Cheyanne Ganpat is a first generation college student and a freshman biology major. She must face the challenges that arise with no one in her family having experienced them before.
Ganpat’s parents, originally from Guyana, a small country in South America, did not get a college education.
“It’s something my parents always wanted for me and I’ve always wanted for myself,” Ganpat said.
Nelson Mercado, a freshman criminal justice major, found himself in a similar situation.
Mercado’s mother, Elizabeth’s parents did not emphasize going to school enough when she was growing up.
“My sister and I did not have that push, so not having that motivation come from your parents, it kind of also took you off track,” she said.
When Elizabeth found out her son wanted to go to school and major in criminal justice, a passion of his, she was beyond excited.
Both Mercado and Ganpat decided to join a new program over the summer called Gen 1 when they came to Seton Hall.
Gen 1 is a newly formed summer program that focuses on the successful transition into college life for first generation students.
After seeing her son get involved in a summer program focused on first generation students, Elizabeth said everything felt right.
“I could tell in his eyes and his smile that he enjoyed it and how much he enjoyed meeting new people, teachers, and staff, it was very wonderful,” she said.
Robin Cunningham, dean of Freshman Studies and Academic Programs, Nicole Battaglia, director of First Year Initiatives, and Brandon Larmore, director of the Academic Resource Center, worked together to create this 10-day summer program.

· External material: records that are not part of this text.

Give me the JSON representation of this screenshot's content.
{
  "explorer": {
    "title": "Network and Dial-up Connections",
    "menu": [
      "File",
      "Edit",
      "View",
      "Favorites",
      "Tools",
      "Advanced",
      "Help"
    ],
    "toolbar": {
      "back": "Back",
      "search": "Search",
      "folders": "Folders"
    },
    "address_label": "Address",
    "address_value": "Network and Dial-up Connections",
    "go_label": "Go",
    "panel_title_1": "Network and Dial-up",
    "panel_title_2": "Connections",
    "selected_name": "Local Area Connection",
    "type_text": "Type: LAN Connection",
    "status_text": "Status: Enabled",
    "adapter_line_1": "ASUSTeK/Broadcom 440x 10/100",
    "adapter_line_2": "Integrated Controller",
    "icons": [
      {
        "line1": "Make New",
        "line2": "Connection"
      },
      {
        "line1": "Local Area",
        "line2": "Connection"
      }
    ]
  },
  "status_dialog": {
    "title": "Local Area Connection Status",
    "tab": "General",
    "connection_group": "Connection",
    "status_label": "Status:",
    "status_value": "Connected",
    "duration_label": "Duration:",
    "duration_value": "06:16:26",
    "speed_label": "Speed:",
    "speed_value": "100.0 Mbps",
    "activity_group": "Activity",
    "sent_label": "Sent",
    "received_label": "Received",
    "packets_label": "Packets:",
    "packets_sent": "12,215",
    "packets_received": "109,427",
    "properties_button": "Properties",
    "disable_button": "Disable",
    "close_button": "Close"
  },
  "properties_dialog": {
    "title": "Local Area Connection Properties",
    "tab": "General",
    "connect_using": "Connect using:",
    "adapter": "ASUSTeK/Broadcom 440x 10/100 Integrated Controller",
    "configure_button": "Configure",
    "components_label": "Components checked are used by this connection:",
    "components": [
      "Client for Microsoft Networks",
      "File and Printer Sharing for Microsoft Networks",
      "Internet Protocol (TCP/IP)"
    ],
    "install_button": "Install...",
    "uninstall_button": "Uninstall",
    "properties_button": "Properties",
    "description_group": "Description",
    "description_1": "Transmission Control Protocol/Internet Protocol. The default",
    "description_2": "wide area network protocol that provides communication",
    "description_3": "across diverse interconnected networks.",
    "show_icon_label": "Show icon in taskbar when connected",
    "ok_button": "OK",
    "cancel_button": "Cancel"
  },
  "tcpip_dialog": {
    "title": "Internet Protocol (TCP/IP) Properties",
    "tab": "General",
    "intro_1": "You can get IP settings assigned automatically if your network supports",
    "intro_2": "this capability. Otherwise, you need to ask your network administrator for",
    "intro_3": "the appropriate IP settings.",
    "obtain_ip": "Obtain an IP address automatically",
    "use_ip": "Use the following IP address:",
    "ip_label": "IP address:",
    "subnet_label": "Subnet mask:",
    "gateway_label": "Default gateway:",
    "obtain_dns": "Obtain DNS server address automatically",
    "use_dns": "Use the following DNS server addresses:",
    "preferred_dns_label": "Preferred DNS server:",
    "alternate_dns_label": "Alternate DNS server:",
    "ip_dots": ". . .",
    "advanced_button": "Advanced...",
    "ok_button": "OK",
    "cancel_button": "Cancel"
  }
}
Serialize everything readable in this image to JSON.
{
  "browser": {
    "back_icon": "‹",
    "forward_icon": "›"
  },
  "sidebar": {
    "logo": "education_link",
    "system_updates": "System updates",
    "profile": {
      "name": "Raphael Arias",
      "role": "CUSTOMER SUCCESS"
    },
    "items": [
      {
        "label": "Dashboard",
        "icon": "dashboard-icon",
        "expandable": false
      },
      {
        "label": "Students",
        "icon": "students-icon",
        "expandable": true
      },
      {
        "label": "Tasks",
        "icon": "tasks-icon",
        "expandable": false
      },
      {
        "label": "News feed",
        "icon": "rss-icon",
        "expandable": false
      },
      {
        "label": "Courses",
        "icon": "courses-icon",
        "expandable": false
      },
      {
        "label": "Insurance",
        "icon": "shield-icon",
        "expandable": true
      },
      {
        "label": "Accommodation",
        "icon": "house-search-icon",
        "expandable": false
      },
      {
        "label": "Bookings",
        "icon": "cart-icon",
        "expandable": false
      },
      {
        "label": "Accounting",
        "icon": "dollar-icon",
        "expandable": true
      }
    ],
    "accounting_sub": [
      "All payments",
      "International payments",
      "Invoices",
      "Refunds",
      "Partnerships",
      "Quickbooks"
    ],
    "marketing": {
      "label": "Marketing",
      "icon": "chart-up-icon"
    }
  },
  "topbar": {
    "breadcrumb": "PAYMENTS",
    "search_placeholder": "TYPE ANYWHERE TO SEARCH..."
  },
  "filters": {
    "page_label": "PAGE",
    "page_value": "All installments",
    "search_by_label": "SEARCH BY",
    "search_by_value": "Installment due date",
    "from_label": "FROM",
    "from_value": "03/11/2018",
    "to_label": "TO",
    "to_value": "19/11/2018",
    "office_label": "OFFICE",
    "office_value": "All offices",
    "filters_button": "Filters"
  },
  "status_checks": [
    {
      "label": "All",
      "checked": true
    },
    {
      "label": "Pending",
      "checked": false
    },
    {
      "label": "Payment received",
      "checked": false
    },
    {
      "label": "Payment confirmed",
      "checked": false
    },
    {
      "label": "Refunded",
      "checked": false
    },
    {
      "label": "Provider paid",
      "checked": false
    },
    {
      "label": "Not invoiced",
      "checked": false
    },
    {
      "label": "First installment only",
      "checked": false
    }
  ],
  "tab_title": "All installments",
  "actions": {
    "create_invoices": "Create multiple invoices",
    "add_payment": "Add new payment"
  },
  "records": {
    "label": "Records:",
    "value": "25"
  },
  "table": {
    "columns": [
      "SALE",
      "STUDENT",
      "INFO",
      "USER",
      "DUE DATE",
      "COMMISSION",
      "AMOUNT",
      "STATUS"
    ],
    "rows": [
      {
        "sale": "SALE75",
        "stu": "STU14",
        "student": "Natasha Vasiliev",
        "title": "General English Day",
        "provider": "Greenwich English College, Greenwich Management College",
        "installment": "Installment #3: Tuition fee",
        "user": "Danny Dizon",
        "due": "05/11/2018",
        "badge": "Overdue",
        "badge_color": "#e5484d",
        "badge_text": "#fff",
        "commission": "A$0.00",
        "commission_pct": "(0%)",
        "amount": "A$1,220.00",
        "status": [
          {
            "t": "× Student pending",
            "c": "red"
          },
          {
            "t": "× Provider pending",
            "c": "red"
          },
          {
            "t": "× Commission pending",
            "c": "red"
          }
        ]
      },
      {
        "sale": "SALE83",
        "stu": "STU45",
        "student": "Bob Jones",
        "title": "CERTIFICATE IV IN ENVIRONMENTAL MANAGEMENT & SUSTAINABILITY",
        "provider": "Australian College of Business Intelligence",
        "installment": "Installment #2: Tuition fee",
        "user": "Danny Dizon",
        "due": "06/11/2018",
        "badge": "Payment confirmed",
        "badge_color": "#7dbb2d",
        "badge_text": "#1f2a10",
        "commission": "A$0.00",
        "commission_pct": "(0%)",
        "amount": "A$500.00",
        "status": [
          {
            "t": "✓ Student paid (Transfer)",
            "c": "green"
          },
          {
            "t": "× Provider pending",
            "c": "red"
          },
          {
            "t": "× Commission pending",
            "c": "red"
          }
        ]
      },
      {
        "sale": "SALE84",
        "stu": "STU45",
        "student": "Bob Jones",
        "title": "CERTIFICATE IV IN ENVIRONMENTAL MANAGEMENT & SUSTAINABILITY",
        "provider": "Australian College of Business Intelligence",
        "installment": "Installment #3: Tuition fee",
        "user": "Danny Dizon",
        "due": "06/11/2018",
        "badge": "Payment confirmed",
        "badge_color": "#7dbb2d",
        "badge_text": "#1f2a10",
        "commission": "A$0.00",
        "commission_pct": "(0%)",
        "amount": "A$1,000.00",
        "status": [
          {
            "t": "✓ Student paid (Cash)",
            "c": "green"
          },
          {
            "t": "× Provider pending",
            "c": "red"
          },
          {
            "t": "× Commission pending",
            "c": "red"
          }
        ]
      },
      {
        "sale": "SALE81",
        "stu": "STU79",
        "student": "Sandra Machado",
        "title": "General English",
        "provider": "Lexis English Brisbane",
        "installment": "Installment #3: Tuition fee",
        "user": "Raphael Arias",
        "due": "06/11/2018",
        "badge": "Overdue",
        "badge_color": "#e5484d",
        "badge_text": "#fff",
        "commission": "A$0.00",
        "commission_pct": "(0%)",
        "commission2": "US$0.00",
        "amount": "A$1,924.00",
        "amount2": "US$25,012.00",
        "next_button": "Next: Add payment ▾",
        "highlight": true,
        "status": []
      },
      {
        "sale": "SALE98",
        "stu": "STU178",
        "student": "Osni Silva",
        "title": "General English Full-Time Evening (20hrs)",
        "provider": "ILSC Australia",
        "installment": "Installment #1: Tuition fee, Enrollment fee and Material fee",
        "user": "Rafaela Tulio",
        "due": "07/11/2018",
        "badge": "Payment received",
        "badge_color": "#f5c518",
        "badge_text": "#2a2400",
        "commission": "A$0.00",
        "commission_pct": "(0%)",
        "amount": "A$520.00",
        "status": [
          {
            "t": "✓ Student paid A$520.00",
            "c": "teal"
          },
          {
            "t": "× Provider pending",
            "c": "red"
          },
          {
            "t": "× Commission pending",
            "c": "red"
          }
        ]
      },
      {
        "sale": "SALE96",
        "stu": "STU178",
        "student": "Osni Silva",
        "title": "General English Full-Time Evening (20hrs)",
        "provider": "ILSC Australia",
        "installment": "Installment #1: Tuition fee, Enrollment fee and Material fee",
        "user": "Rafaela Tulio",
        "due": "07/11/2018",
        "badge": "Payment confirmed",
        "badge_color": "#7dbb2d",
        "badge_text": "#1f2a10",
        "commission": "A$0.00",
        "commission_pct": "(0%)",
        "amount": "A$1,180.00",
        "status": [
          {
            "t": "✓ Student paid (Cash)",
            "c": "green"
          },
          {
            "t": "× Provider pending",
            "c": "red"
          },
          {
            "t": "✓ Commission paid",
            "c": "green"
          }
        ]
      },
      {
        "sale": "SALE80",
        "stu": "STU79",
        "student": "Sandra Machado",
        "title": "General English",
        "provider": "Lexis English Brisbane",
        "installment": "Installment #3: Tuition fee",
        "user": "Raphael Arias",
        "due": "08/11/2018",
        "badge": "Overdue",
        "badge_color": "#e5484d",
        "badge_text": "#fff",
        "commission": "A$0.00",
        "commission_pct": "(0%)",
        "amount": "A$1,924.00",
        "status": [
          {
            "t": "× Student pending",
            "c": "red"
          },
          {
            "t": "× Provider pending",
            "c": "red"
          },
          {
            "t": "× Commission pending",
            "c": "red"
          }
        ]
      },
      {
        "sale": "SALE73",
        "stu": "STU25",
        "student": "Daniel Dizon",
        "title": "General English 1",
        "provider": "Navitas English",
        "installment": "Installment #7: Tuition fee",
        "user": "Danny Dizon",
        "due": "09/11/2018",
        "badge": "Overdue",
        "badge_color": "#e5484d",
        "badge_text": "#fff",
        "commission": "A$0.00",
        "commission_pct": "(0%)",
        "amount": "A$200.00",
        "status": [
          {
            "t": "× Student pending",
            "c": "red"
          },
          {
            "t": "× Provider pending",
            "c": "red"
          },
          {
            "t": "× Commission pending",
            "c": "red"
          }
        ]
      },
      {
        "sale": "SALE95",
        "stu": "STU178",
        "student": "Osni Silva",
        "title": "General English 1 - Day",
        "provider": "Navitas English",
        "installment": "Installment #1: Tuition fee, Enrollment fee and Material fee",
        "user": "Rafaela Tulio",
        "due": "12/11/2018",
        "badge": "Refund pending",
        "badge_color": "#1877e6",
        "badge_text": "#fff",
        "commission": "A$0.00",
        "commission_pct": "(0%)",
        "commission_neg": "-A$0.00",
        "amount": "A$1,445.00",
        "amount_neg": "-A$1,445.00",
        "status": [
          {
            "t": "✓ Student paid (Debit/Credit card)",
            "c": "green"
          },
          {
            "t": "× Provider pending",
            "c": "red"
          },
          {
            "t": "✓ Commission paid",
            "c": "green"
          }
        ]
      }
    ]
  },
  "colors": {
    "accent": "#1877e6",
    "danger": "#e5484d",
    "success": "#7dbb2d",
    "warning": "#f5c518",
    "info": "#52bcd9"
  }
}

“The program is a natural evolution of Seton Hall’s mission,” Cunningham said.
From the directors of the program, to the peer advisors, academic coaches, and guest speakers, all are first generation students.
“We wanted to have a specialized program to highlight them and make sure that they adjusted to the university smoothly,” Cunningham said of the Gen 1 students. “To pay attention to the students who might need a little more academic help and need attention to their financial situation.”
Since many advisors, professors and alumni resonate with Gen 1’s mission, the hours of work put into the program sends first generation students a message of compassion and understanding.
“We understood what it was like to be a first [generation] student and we wanted to be able to develop a program that would really help answer some of the questions that these first generation students have that maybe weren’t being answered right away,” Battaglia said.
Students took part in panels with guest speakers including Omayra Arocho, assistant dean of College Engagement and Community Development at SHU. They also took a day trip to see a Broadway show, did a scavenger hunt and got involved in community service projects. Gen 1 offered a number of resources for these students as a way to ease and prepare them for their transition into college life.
Ruben Antunez, a peer advisor for Gen 1, faced similar challenges many first generation students experience. Since being an active leader in Gen 1, he said he is grateful to be able to connect with other first generation students and stand as a role model for them.
“Sometimes all you want as an incoming student [is] to know that somebody else has been through the same thing as you,” Battaglia said.
Battaglia and Cunningham said they hope Gen 1 will grow and reach even more first generation students who seek understanding and guidance in the near future.
Marianne-Grace Datu can be reached at firstname.lastname@example.org.